Nature, Scientific Reports
Raising tobacco prices effectively reduces smoking, the main risk factor for chronic obstructive pulmonary disease (COPD). Using the Health Impact Assessment tool “DYNAMO-HIA”, this study quantified the reduction in COPD burden that would occur in Italy, England and Sweden over 40 years if tobacco prices were increased by 5%, 10% and 20% over current local prices, with larger increases considered in secondary analyses. A dynamic Markov-based multi-state simulation modelling approach estimated the effect of changes in smoking prevalence states and probabilities of transitioning between smoking states on future smoking prevalence, COPD burden and life expectancy in each country. Data inputs included demographics, smoking prevalences and behaviour and COPD burden from national data resources, large observational cohorts and datasets within DYNAMO-HIA. In the 20% price increase scenario, the cumulative number of COPD incident cases saved over 40 years was 479,059 and 479,302 in Italy and England (populous countries with higher smoking prevalences) and 83,694 in Sweden (smaller country with lower smoking prevalence). Gains in overall life expectancy ranged from 0.25 to 0.45 years for a 20 year-old.

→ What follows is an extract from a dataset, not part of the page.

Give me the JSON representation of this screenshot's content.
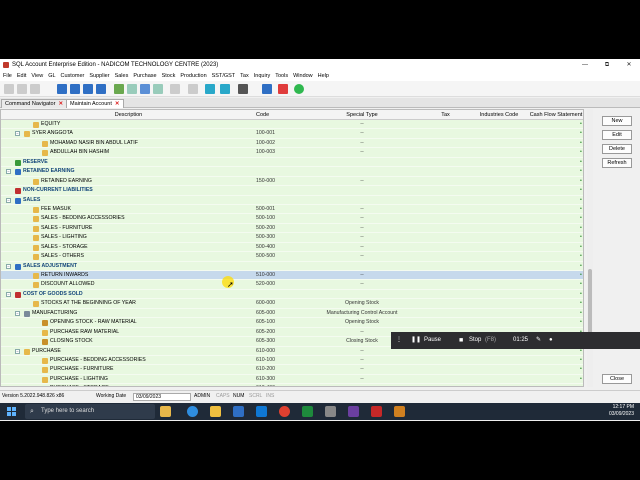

Increasing tobacco prices would reduce COPD burden and increase life expectancy through smoking behavior changes, with modest but important public health benefits observed in all three countries.